Directed by: Emmanuel Mouret
Starring: Virginie Ledoyen, Emmanuel Mouret, Jule Gayet, Michaël Cohen, Frédérique Bel, Stefano Accorsi
It would be easy—even tempting—to overpraise Emmanuel Mouret’s Shall We Kiss? simply because it hit town the same week as what Hollywood is currently peddling as a romantic comedy, Ghosts of Girlfriends Past. Mouret’s film is both more romantic and funnier than Ghosts (but then so is Pulp Fiction (1994)). As a result, this Gallic confection feels like not only a small masterpiece, but like an object lesson for everything that’s wrong with the American romantic comedy. Still, this doesn’t make Shall We Kiss? a masterpiece, except by contrast. Looked at on its own, it’s simply a very good little film, which is reason enough to see it.

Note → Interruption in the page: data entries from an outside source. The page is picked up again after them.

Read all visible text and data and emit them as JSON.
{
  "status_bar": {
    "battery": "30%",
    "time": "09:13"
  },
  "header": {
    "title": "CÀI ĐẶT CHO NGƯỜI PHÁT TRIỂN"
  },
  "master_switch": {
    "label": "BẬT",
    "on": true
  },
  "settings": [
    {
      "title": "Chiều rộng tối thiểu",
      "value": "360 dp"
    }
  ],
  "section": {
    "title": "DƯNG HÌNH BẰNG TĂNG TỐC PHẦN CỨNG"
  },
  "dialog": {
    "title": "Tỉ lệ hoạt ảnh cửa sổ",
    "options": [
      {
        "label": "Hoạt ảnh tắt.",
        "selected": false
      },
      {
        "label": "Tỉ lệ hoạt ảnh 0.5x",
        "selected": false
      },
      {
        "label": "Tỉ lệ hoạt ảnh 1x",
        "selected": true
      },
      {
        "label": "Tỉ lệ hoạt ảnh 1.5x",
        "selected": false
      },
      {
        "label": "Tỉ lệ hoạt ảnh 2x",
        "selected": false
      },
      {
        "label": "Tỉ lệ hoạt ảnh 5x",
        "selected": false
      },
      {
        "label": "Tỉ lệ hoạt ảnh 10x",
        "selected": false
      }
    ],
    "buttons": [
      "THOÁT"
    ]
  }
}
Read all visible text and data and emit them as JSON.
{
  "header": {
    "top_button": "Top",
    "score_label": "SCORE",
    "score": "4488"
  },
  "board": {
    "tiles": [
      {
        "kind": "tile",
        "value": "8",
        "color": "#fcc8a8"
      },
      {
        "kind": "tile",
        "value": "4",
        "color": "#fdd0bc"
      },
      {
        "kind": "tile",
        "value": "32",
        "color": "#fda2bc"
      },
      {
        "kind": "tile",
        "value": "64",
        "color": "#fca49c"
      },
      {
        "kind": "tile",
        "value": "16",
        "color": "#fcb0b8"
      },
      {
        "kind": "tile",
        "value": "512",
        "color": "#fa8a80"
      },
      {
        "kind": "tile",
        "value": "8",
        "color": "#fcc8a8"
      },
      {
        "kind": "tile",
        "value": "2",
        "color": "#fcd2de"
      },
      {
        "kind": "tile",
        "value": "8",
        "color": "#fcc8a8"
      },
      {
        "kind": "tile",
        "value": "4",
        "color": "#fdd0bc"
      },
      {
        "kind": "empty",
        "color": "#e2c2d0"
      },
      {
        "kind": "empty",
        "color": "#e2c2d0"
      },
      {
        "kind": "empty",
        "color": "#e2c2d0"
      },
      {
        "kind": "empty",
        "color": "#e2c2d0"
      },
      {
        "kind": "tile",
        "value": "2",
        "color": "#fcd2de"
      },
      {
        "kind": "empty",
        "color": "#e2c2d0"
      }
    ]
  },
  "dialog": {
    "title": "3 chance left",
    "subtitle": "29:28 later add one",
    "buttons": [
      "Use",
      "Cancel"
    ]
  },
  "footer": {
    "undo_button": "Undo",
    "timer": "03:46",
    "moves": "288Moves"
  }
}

I’m completely unfamiliar with Mouret’s work, but based on this one movie, I’d say he does deserve the comparisons he has received to Woody Allen and Eric Rohmer (though I’d peg Julie Delpy’s 2 Days in Paris (2007) as even closer to Allen). The approach and structure is very like Allen—especially the bulk of the tale being a story told by one of the characters (think Broadway Danny Rose (1984) or Melinda and Melinda (2004)). The tone is not dissimilar either, though the characterizations are different. Allen’s characters are invariably grounded in some kind of significant profession—usually creative—that affords them a reality outside of any romance at hand.
With Mouret, the romance is all that matters. He gives us six important characters: a research chemist, a math teacher, a pharmacist, a woman who sells fabrics, an airline stewardess and a deliveryman. Of the six, the only one we know anything about, as concerns his interests, is the pharmacist, who’s keen on Schubert, but that’s more plot device than characterization. Mouret’s own interest isn’t the characters themselves, but their interactions in the name of love. That’s a notable difference.
The setup involves Gabriel (Michaël Cohen) giving a woman, Emilie (Julie Gayet), a lift in his van. They end up spending the evening together—one that by rights ought to end with a kiss, even though both of them are involved with other people. But an “innocent kiss?” That’s the crux of the matter—whether or not there is any such thing. Emilie expounds on this through a story about two people—Judith (Virginie Ledoyen) and Nicolas (Emmanuel Mouret)—and the consequences of what happened when they gave in to their own desires.
It turns out that though Judith and Nicolas have been best friends for ages, they’ve never been lovers, and Judith is married to Claudio (Stefano Accorsi). This changes, however, when Nicolas, feeling the need for physical affection, talks her into providing it, since they’re such close friends and it will “mean nothing.” Predictably, it means a lot more than nothing, though the pair spends a lot of time denying it—and repeating the experience to prove to themselves that they’re not in love. And when they can deny it no longer, they realize they can do nothing about it without hurting both Claudio and the girl, Caline (Frédérique Bel), with whom Nicolas has taken up. The solution to their problems is one that could only exist within the confines of French farce, but since this is a French farce, it works just fine.
Light and breezy, Shall We Kiss? isn’t perfect. First of all, Mouret isn’t quite as personable as he obviously thinks he is. As a result, it’s easy to get more wrapped up in the framing story than in the flashback, which unbalances the film. Moreover, despite a certain visual elegance, Mouret is on shaky footing with his all-classical music track—mostly Tchaikovsky, but with some Mozart and Schubert thrown in. It’s occasionally effective—especially toward the end—but more often it’s distractingly inapt, as if someone just hit some random tracks on a recording. Still, charm and wit outweigh the missteps by a significant margin, and the film wins out in the end. Not rated, but contains adult themes and some nudity.